Given data —

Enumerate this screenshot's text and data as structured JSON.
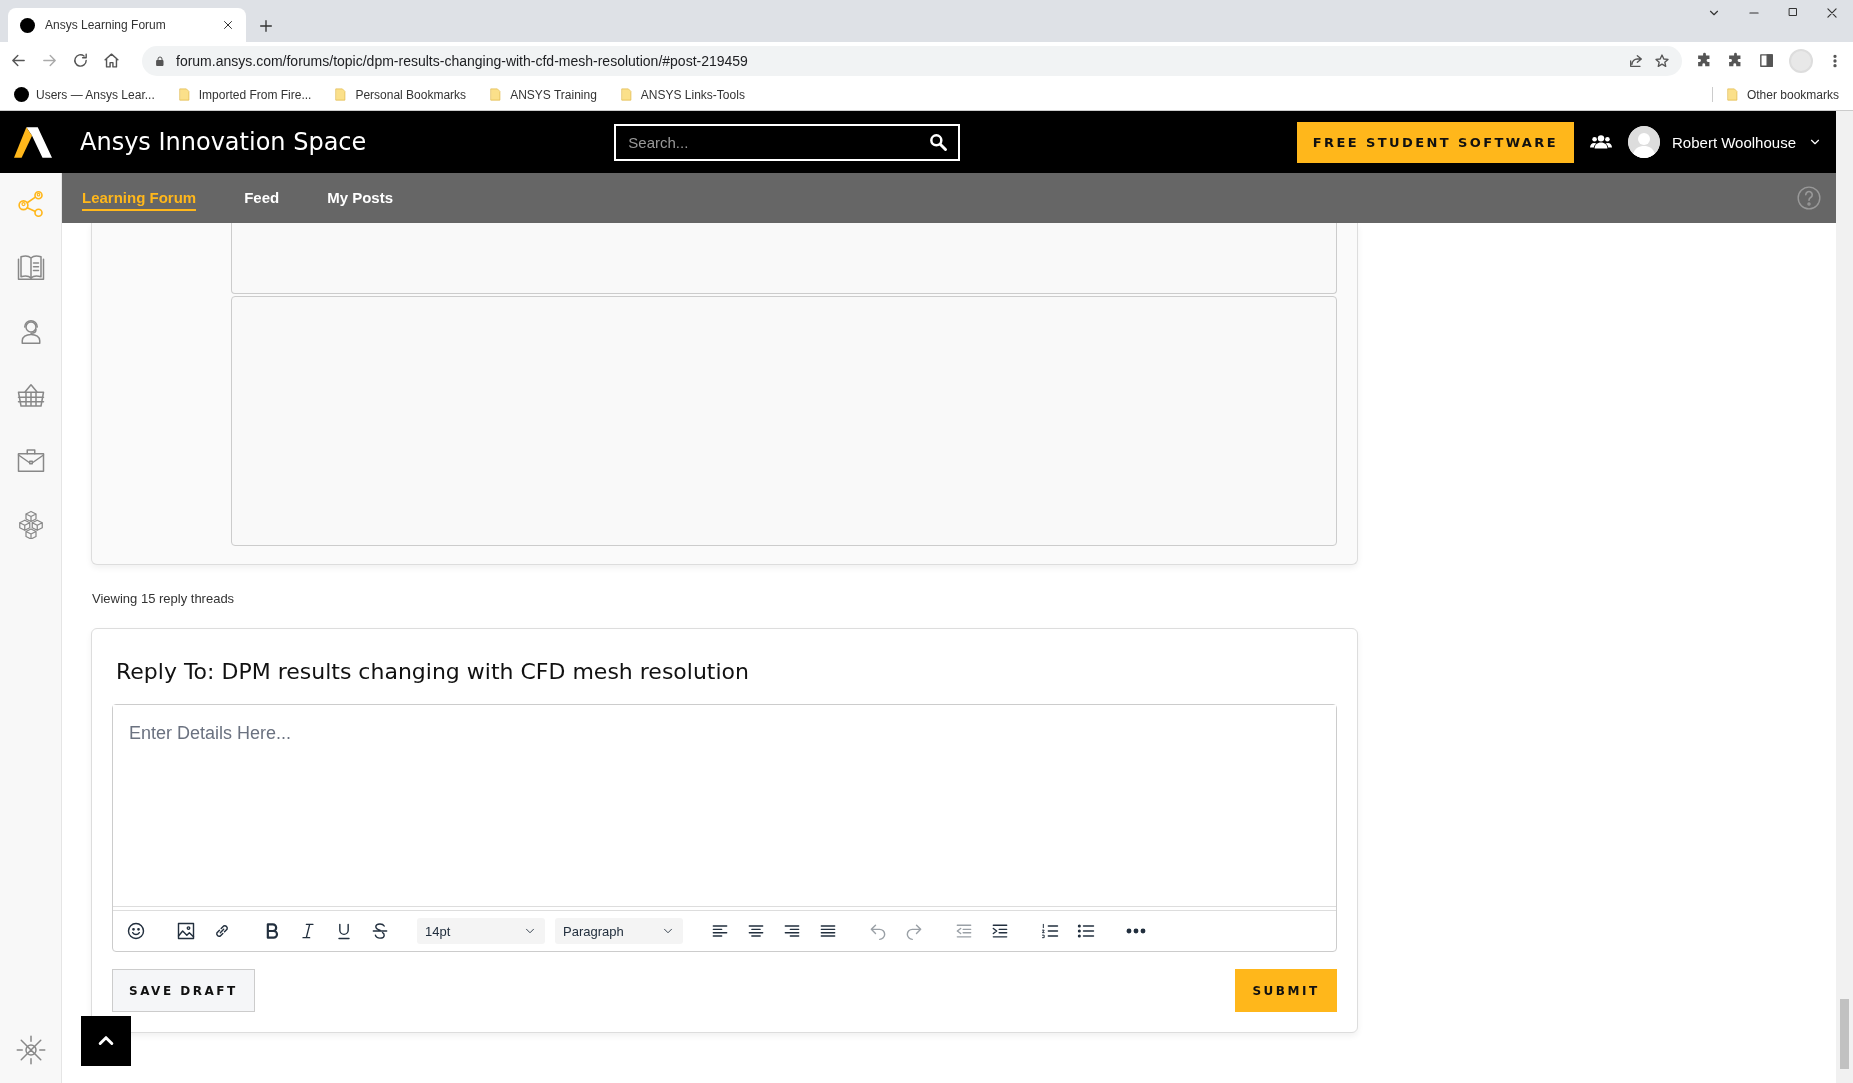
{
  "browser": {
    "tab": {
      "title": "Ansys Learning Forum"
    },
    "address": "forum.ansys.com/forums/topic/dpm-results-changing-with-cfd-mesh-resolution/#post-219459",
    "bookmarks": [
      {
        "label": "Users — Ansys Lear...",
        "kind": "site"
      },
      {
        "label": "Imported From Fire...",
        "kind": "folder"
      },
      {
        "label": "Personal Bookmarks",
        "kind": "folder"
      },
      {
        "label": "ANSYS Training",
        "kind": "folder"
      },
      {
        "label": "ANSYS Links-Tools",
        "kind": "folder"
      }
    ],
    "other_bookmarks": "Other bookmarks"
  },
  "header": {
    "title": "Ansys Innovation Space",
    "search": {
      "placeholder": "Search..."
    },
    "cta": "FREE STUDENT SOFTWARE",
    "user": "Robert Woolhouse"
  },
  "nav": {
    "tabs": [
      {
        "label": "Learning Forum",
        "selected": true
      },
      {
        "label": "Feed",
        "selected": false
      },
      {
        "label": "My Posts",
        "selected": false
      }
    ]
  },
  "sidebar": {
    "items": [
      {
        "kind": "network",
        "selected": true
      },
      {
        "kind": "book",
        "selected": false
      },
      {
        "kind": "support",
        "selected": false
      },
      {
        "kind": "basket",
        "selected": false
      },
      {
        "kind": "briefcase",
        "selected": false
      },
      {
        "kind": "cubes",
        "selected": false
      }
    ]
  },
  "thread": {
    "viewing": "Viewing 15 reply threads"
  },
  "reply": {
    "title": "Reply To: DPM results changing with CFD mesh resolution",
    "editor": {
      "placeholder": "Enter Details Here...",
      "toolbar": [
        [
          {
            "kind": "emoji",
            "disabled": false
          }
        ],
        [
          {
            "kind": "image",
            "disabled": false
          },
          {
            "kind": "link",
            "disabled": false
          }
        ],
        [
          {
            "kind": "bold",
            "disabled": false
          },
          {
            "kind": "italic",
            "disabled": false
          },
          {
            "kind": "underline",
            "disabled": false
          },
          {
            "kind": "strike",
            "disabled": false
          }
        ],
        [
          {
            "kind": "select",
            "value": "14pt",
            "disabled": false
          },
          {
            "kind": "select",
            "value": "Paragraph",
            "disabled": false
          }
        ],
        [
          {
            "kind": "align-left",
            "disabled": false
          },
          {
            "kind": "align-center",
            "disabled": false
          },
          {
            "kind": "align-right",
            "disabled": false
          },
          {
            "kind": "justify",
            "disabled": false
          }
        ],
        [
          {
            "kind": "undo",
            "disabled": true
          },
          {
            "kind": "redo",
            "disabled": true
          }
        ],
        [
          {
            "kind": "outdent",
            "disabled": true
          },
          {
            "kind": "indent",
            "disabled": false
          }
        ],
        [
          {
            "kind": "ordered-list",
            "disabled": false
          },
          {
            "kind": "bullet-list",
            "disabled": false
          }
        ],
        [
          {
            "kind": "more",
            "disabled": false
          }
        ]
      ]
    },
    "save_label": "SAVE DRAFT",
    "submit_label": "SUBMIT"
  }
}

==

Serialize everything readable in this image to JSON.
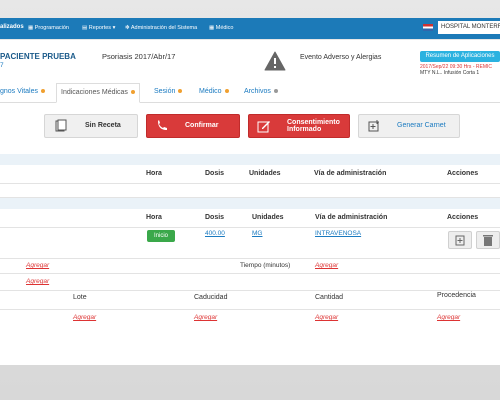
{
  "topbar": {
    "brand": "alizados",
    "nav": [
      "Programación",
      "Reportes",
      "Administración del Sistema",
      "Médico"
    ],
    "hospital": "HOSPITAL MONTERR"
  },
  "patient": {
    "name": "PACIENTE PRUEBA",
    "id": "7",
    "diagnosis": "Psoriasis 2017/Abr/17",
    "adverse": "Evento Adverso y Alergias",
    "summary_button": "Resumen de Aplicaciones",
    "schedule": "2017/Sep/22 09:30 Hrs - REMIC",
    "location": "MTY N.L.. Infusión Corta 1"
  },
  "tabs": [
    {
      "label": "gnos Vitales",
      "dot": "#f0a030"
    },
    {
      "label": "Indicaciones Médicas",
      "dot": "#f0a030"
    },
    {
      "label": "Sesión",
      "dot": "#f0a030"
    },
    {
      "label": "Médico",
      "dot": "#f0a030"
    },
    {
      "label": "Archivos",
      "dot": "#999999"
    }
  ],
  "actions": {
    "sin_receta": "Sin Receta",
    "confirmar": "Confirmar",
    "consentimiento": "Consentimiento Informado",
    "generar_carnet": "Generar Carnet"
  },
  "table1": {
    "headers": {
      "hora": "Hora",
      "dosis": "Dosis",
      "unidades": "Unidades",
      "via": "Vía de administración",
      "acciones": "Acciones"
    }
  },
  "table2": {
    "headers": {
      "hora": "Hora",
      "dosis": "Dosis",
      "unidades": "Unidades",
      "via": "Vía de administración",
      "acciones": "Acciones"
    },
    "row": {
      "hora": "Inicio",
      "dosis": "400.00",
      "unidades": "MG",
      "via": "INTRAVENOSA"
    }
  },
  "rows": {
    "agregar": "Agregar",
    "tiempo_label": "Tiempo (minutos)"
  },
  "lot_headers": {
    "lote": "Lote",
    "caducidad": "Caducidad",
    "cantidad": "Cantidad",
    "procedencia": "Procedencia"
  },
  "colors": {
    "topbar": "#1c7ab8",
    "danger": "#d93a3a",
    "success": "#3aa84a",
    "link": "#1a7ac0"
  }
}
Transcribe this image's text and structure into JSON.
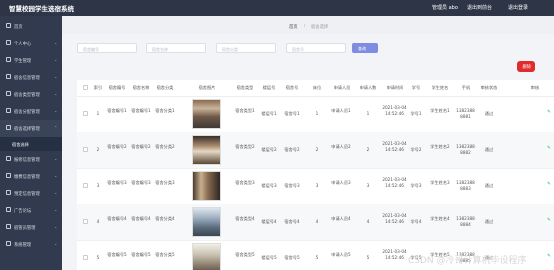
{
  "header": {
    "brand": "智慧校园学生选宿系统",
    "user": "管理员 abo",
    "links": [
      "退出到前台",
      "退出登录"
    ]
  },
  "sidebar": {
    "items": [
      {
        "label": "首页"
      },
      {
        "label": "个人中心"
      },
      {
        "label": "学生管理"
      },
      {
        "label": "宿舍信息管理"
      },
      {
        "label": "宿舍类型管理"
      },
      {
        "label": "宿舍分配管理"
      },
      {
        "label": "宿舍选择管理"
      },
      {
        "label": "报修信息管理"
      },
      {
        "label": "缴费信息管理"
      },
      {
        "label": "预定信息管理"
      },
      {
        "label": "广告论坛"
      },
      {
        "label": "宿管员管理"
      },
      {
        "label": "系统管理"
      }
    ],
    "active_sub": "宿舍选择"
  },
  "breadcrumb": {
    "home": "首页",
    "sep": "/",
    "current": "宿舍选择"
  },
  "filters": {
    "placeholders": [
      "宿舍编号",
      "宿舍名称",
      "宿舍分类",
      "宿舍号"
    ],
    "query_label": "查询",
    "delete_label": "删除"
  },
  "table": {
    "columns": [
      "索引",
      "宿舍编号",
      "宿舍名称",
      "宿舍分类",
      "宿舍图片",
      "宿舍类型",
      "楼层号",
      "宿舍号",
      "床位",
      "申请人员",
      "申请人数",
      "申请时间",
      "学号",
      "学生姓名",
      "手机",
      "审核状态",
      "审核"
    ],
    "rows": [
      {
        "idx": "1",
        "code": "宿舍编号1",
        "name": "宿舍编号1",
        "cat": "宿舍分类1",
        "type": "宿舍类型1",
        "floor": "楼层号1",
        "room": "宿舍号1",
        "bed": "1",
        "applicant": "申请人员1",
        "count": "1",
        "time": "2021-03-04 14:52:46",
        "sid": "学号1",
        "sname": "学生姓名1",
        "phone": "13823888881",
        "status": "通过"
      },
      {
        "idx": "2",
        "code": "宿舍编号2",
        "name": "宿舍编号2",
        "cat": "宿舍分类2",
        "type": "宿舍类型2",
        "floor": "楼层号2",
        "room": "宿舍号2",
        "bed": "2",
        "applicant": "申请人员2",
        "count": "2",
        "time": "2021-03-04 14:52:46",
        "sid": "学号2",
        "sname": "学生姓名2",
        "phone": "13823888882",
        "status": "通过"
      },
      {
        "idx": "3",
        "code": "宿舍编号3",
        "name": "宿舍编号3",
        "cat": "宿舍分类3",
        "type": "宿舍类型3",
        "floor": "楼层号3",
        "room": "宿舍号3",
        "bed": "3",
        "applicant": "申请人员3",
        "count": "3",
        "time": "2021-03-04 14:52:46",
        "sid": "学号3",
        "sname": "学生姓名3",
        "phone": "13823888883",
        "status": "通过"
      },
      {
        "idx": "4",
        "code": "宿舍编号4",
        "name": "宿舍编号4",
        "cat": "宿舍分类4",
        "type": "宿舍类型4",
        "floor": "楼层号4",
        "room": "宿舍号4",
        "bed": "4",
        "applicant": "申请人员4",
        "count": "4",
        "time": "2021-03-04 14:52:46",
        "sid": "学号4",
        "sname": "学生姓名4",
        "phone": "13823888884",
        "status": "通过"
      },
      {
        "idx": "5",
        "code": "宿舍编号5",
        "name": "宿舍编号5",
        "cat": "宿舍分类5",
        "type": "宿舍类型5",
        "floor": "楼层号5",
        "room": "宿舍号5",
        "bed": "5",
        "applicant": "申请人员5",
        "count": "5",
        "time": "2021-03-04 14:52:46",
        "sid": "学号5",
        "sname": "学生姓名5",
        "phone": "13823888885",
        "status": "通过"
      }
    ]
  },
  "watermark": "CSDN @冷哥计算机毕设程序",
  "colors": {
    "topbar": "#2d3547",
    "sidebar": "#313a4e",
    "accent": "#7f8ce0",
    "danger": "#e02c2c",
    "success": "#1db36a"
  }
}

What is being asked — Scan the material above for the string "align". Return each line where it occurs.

Reply to the exercise —
            "kind": "align-left",
            "kind": "align-center",
            "kind": "align-right",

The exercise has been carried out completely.